Back Home Again in Indiana
Yesterday marked 7 years that I’ve been with Entercom turned Cumulus Indianapolis. Seven. YEARS. And I realize it’s typically the anniversaries that end in 5 or 0 that make us wax nostalgic, but this is my blog and if I want to get weird on year 7, I’ll get weird on year 7. Plus 7 years in the world is 70 years in radio so there’s your 0, you purists.
7 years ago Jesse and I rolled in from our freshly built 1600 square foot house in Joplin to our most decidedly not freshly built 763 square foot apartment in Noblesville and wondered what in the actual hell kind of mistake we had made. The question grew when my first morning commute took a solid 30 minutes and my evening commute a solid 45 (both involving the seventh circle of hell that is the northeast corner of 465) because when I mapped it before we signed the apartment lease I forgot rush hour traffic was a thing. But now here we are 7 years later in our built in 2002 feels like a mansion house (the second house we’ve bought here) and thanks to the pandemic, my commute is now a much more reasonable 27 seconds.
7 years ago it was just me and Jesse but now there’s a 4 ½ year old lunatic in the mix. At the time, kids seemed like such a distant thought and now no kids seems like such a distant thought (please note I’m not one of those moms who claims she can’t even remember life before she popped out a baby; I remember distinctly the levels of tired I was once upon a time not consistently operating at). We spent that childless time going to the same rotation of restaurants and free activities so nothing’s really changed on that front other than it now takes 3 years to get shoes on and in the car, and there’s a lot more crap that comes with us.
7 years ago Boogs didn’t exist and now he’s in real preschool. He’s only 9 days in and there’s already been a field trip and homework and sometime next month there’s a parent teacher night and isn’t it my mom who’s supposed to be going to those things?
7 years ago we could freely move about the world, not even fully understanding what the word “pandemic” meant. Now I’m wearing a mask everywhere I go, ordering everything I can online so I don’t have to go anywhere, and working out of my closet instead of an actual studio.

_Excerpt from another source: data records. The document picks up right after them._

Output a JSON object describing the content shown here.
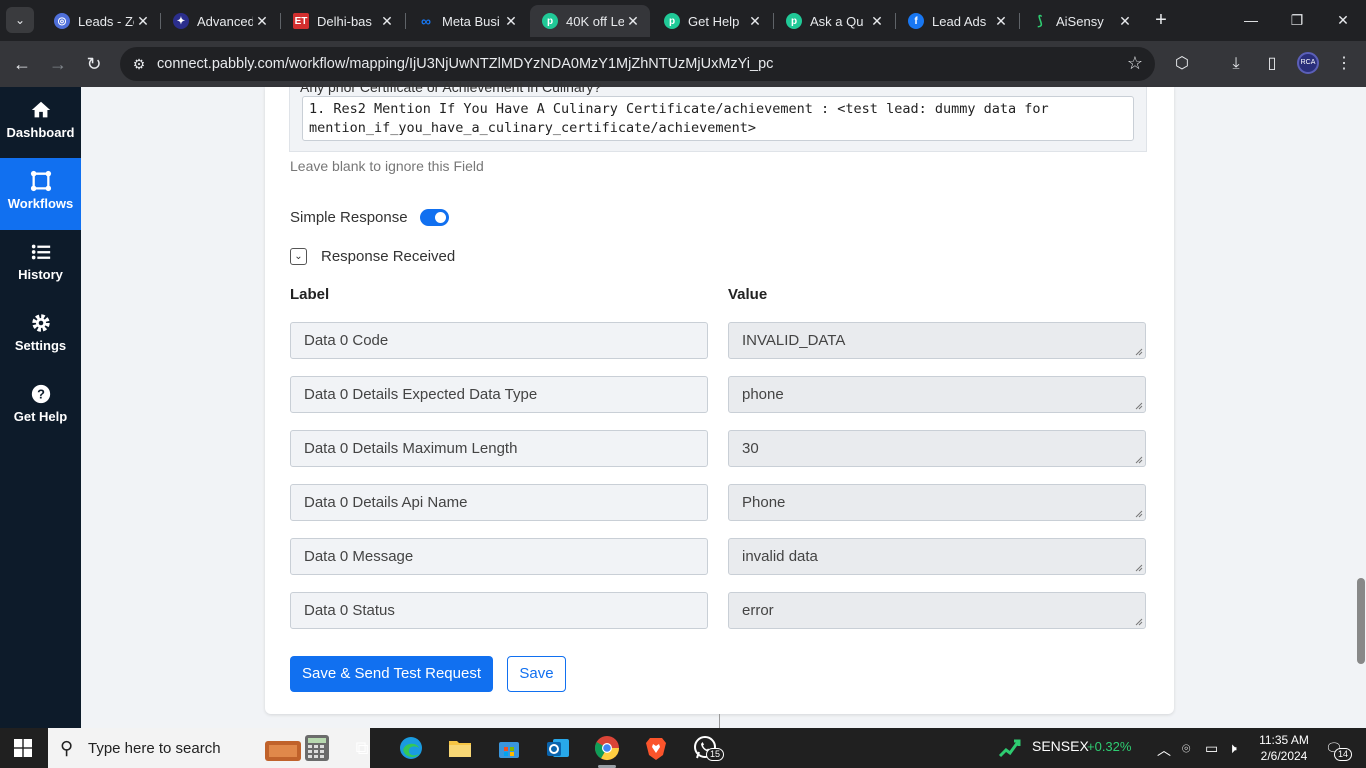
{
  "browser": {
    "tabs": [
      {
        "title": "Leads - Zo",
        "icon": "zoho-icon",
        "color": "#4f6fd9"
      },
      {
        "title": "Advanced",
        "icon": "star-logo-icon",
        "color": "#2b2e8c"
      },
      {
        "title": "Delhi-bas",
        "icon": "et-icon",
        "color": "#d32f2f"
      },
      {
        "title": "Meta Busi",
        "icon": "meta-icon",
        "color": "#1877f2"
      },
      {
        "title": "40K off Le",
        "icon": "pabbly-icon",
        "color": "#20c997",
        "active": true
      },
      {
        "title": "Get Help",
        "icon": "pabbly-icon",
        "color": "#20c997"
      },
      {
        "title": "Ask a Qu",
        "icon": "pabbly-icon",
        "color": "#20c997"
      },
      {
        "title": "Lead Ads",
        "icon": "facebook-icon",
        "color": "#1877f2"
      },
      {
        "title": "AiSensy",
        "icon": "aisensy-icon",
        "color": "#2ecc71"
      }
    ],
    "url": "connect.pabbly.com/workflow/mapping/IjU3NjUwNTZlMDYzNDA0MzY1MjZhNTUzMjUxMzYi_pc",
    "profile_initials": "RCA"
  },
  "sidebar": {
    "items": [
      {
        "label": "Dashboard",
        "icon": "home-icon"
      },
      {
        "label": "Workflows",
        "icon": "workflow-icon",
        "active": true
      },
      {
        "label": "History",
        "icon": "history-icon"
      },
      {
        "label": "Settings",
        "icon": "gear-icon"
      },
      {
        "label": "Get Help",
        "icon": "help-icon"
      }
    ]
  },
  "main": {
    "mapping_label": "Any prior Certificate or Achievement in Culinary?",
    "mapping_value": "1. Res2 Mention If You Have A Culinary Certificate/achievement : <test lead: dummy data for mention_if_you_have_a_culinary_certificate/achievement>",
    "hint": "Leave blank to ignore this Field",
    "simple_response_label": "Simple Response",
    "simple_response_on": true,
    "response_received_label": "Response Received",
    "label_header": "Label",
    "value_header": "Value",
    "rows": [
      {
        "label": "Data 0 Code",
        "value": "INVALID_DATA"
      },
      {
        "label": "Data 0 Details Expected Data Type",
        "value": "phone"
      },
      {
        "label": "Data 0 Details Maximum Length",
        "value": "30"
      },
      {
        "label": "Data 0 Details Api Name",
        "value": "Phone"
      },
      {
        "label": "Data 0 Message",
        "value": "invalid data"
      },
      {
        "label": "Data 0 Status",
        "value": "error"
      }
    ],
    "save_send_label": "Save & Send Test Request",
    "save_label": "Save",
    "accent_color": "#1170f0"
  },
  "taskbar": {
    "search_placeholder": "Type here to search",
    "whatsapp_badge": "15",
    "sensex_label": "SENSEX",
    "sensex_change": "+0.32%",
    "time": "11:35 AM",
    "date": "2/6/2024",
    "notification_count": "14"
  }
}
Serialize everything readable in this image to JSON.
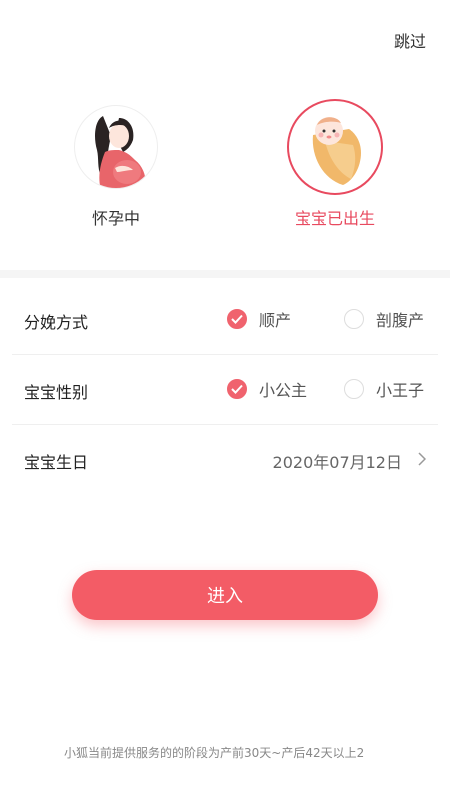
{
  "header": {
    "skip_label": "跳过"
  },
  "stages": [
    {
      "label": "怀孕中",
      "icon": "pregnant-woman-icon",
      "selected": false
    },
    {
      "label": "宝宝已出生",
      "icon": "swaddled-baby-icon",
      "selected": true
    }
  ],
  "form": {
    "delivery": {
      "label": "分娩方式",
      "options": [
        {
          "label": "顺产",
          "checked": true
        },
        {
          "label": "剖腹产",
          "checked": false
        }
      ]
    },
    "gender": {
      "label": "宝宝性别",
      "options": [
        {
          "label": "小公主",
          "checked": true
        },
        {
          "label": "小王子",
          "checked": false
        }
      ]
    },
    "birthday": {
      "label": "宝宝生日",
      "value": "2020年07月12日"
    }
  },
  "enter_label": "进入",
  "footer_note": "小狐当前提供服务的的阶段为产前30天~产后42天以上2"
}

In the last 7 years I’ve watched Jesse get his Masters, paid cash for a car (thanks insurance!), developed a real affinity for iced coffee and patios, and discovered that cornbread really does go with chili. I’ve used my husband’s library card because I’m too lazy to get my own, watched my child throw his best friend (the “paci”) in the trash, walked a half marathon, run a 5k, and been in a car that got hit with a corn cob because Indiana.
These last 7 years have been exactly and nothing like I expected, as years tend to be. I realize that sentence leads you to believe I have a deep, insightful ending for this but I don’t. So instead I’ll just see myself out.